> [About this task] Return every line of the data exactly as it stands.

> [Data records]
------------------------------------------------------------
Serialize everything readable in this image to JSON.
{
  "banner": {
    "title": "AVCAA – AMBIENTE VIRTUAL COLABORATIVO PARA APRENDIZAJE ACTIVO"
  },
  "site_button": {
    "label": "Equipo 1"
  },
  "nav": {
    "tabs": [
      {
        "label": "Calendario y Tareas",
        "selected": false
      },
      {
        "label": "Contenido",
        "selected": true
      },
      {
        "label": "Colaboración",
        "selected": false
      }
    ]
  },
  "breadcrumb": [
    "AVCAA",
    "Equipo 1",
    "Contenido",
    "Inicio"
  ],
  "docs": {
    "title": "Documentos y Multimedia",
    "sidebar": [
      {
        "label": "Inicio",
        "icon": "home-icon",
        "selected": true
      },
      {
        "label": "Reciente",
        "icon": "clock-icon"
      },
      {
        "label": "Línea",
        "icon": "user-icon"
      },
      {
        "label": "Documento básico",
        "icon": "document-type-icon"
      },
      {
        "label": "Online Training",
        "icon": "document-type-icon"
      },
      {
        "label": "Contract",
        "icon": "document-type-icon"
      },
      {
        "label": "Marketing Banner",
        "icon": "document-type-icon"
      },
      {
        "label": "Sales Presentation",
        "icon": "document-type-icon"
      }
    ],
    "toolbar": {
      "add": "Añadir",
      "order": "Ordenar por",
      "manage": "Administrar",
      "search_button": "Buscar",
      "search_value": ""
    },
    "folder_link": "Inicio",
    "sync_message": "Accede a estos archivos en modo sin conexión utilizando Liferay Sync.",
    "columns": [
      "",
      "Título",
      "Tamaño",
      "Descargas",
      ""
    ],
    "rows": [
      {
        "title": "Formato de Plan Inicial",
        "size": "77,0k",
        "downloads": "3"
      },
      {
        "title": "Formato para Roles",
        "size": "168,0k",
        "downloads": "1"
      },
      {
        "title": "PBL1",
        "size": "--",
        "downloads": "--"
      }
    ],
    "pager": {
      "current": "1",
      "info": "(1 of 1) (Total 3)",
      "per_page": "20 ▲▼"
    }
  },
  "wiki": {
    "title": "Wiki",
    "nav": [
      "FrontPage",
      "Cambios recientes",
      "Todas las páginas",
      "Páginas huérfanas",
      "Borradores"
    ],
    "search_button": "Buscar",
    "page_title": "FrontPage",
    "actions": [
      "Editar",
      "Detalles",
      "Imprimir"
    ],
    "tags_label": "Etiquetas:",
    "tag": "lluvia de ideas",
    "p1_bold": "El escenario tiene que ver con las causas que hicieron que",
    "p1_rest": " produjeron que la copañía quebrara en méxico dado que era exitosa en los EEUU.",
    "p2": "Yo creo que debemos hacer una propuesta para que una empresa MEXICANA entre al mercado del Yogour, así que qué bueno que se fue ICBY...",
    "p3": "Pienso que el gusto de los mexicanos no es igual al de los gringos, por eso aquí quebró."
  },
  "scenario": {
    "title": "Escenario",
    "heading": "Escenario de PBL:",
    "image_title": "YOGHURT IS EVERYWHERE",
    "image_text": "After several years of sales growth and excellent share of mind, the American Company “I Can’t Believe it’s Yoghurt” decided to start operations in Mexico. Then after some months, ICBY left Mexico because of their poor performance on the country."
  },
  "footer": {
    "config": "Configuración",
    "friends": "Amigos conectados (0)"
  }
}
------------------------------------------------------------
> [Output of the task]
Serialize everything readable in this image to JSON.
{
  "banner": {
    "title": "AVCAA – AMBIENTE VIRTUAL COLABORATIVO PARA APRENDIZAJE ACTIVO"
  },
  "site_button": {
    "label": "Equipo 1"
  },
  "nav": {
    "tabs": [
      {
        "label": "Calendario y Tareas",
        "selected": false
      },
      {
        "label": "Contenido",
        "selected": true
      },
      {
        "label": "Colaboración",
        "selected": false
      }
    ]
  },
  "breadcrumb": [
    "AVCAA",
    "Equipo 1",
    "Contenido",
    "Inicio"
  ],
  "docs": {
    "title": "Documentos y Multimedia",
    "sidebar": [
      {
        "label": "Inicio",
        "icon": "home-icon",
        "selected": true
      },
      {
        "label": "Reciente",
        "icon": "clock-icon"
      },
      {
        "label": "Línea",
        "icon": "user-icon"
      },
      {
        "label": "Documento básico",
        "icon": "document-type-icon"
      },
      {
        "label": "Online Training",
        "icon": "document-type-icon"
      },
      {
        "label": "Contract",
        "icon": "document-type-icon"
      },
      {
        "label": "Marketing Banner",
        "icon": "document-type-icon"
      },
      {
        "label": "Sales Presentation",
        "icon": "document-type-icon"
      }
    ],
    "toolbar": {
      "add": "Añadir",
      "order": "Ordenar por",
      "manage": "Administrar",
      "search_button": "Buscar",
      "search_value": ""
    },
    "folder_link": "Inicio",
    "sync_message": "Accede a estos archivos en modo sin conexión utilizando Liferay Sync.",
    "columns": [
      "",
      "Título",
      "Tamaño",
      "Descargas",
      ""
    ],
    "rows": [
      {
        "title": "Formato de Plan Inicial",
        "size": "77,0k",
        "downloads": "3"
      },
      {
        "title": "Formato para Roles",
        "size": "168,0k",
        "downloads": "1"
      },
      {
        "title": "PBL1",
        "size": "--",
        "downloads": "--"
      }
    ],
    "pager": {
      "current": "1",
      "info": "(1 of 1) (Total 3)",
      "per_page": "20 ▲▼"
    }
  },
  "wiki": {
    "title": "Wiki",
    "nav": [
      "FrontPage",
      "Cambios recientes",
      "Todas las páginas",
      "Páginas huérfanas",
      "Borradores"
    ],
    "search_button": "Buscar",
    "page_title": "FrontPage",
    "actions": [
      "Editar",
      "Detalles",
      "Imprimir"
    ],
    "tags_label": "Etiquetas:",
    "tag": "lluvia de ideas",
    "p1_bold": "El escenario tiene que ver con las causas que hicieron que",
    "p1_rest": " produjeron que la copañía quebrara en méxico dado que era exitosa en los EEUU.",
    "p2": "Yo creo que debemos hacer una propuesta para que una empresa MEXICANA entre al mercado del Yogour, así que qué bueno que se fue ICBY...",
    "p3": "Pienso que el gusto de los mexicanos no es igual al de los gringos, por eso aquí quebró."
  },
  "scenario": {
    "title": "Escenario",
    "heading": "Escenario de PBL:",
    "image_title": "YOGHURT IS EVERYWHERE",
    "image_text": "After several years of sales growth and excellent share of mind, the American Company “I Can’t Believe it’s Yoghurt” decided to start operations in Mexico. Then after some months, ICBY left Mexico because of their poor performance on the country."
  },
  "footer": {
    "config": "Configuración",
    "friends": "Amigos conectados (0)"
  }
}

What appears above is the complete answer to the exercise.